    Antimicrobial Agents and Chemotherapy 10/2013; · 4.57 Impact Factor
  • [Show abstract] [Hide abstract]
    ABSTRACT: A retrospective study was conducted to evaluate the efficacy of levofloxacin in the treatment of S. maltophilia bacteremia. The 30-day mortality rates were similar between the TMP-SMX and levofloxacin treatment groups. Adverse events related to antibiotics occurred more frequently in patients receiving TMP-SMX, and recurrent bacteremia due to levofloxacin-resistant S. maltophilia strains developed in patients treated with levofloxacin. Our data suggest that levofloxacin can be a useful alternative option for treating S. maltophilia infections.
    Antimicrobial Agents and Chemotherapy 10/2013; · 4.57 Impact Factor

Publication Stats

2k Citations
606.01 Total Impact Points

Institutions
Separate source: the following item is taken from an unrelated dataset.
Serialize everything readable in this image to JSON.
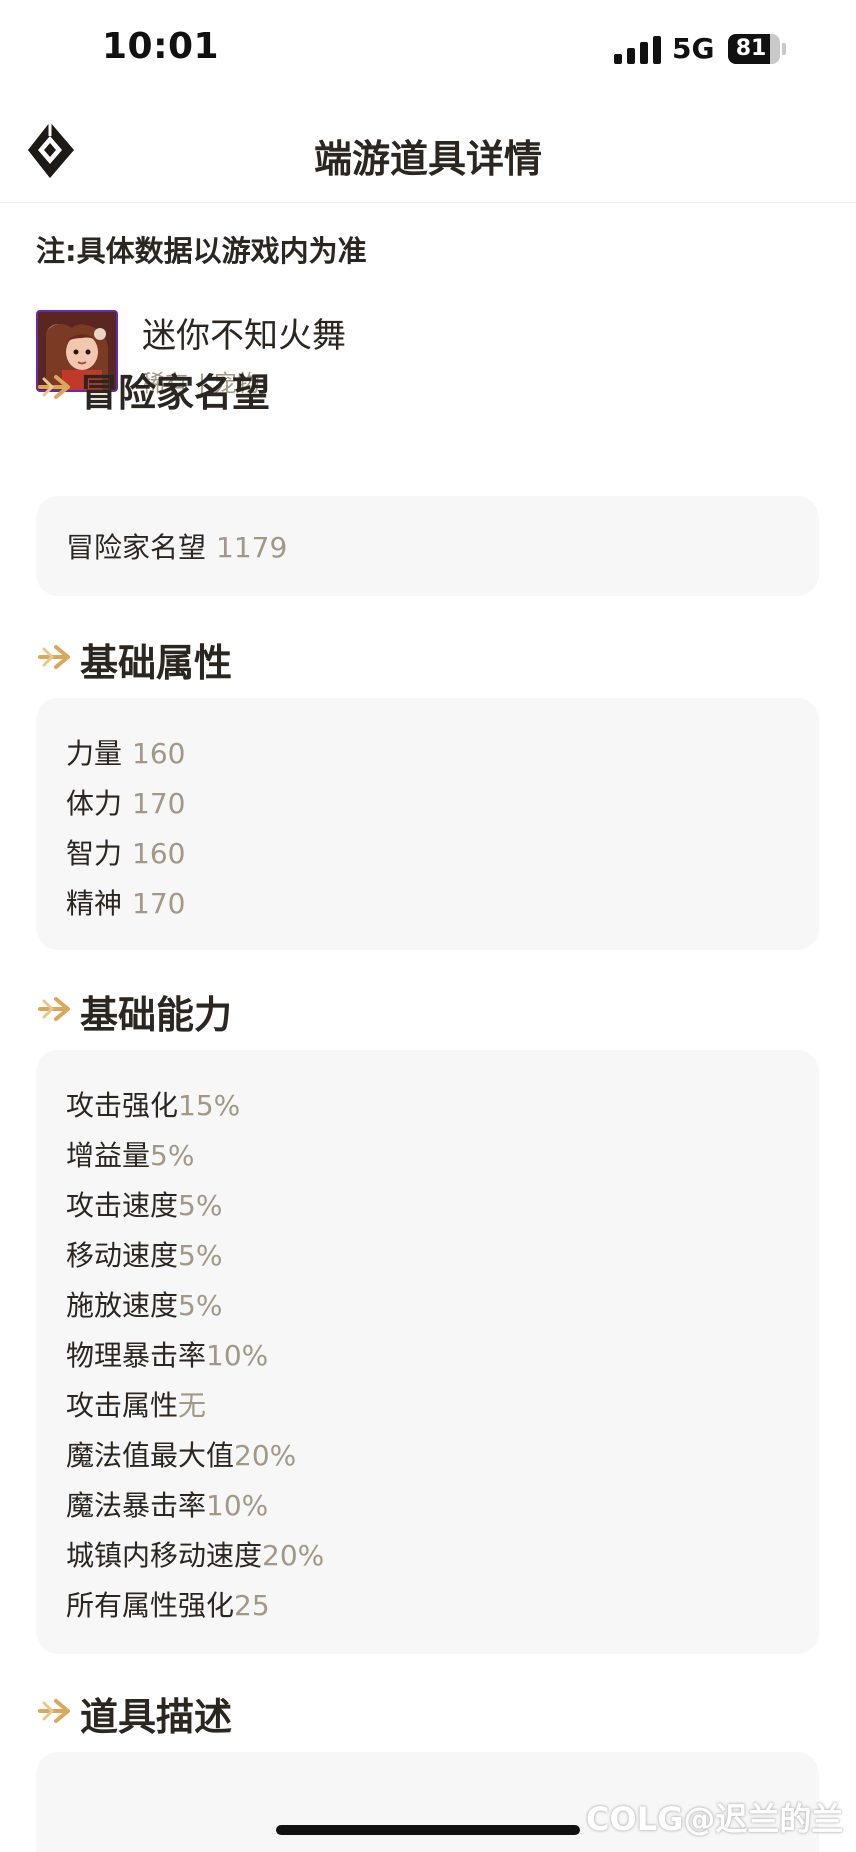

  • 2010–2014
    • Samsung Medical Center
      • Department of Infectious Diseases
      Sŏul, Seoul, South Korea
    • Jeju National University
      Tse-tsiu, Jeju, South Korea
  • 1998–2014
    • Sungkyunkwan University
      • • Department of Internal Medicine
      • • Samsung Medical Center
      • • Department of Molecular and Cell Biology
      • • School of Medicine
      • • Department of Surgery
      Sŏul, Seoul, South Korea
  • 2009–2013
    • Dankook University
      Eidō, North Chungcheong, South Korea
  • 2007–2013
    • Yonsei University Hospital
      • Department of Internal Medicine
      Seoul, Seoul, South Korea
    • Gyeongsang National University
      Shinshū, South Gyeongsang, South Korea
  • 2012
    • Mahidol University
      Krung Thep, Bangkok, Thailand
    • Chonnam National University Hospital
      Sŏul, Seoul, South Korea
  • 2009–2012
    • Konkuk University Medical Center
      • Department of Infectious Diseases
      Changnyeong, South Gyeongsang, South Korea
  • 2003–2012
    • Chungnam National University Hospital
      Sŏul, Seoul, South Korea
  • 2002–2012
    • Kyungpook National University Hospital
      Sŏul, Seoul, South Korea
  • 2011
    • Dankook University Hospital
      Anjŏ, Gyeonggi Province, South Korea
  • 2008
    • Hallym University
      Sŏul, Seoul, South Korea
  • 2004
    • Dong-A University
      • Department of Infectious Diseases
      Tsau-liang-hai, Busan, South Korea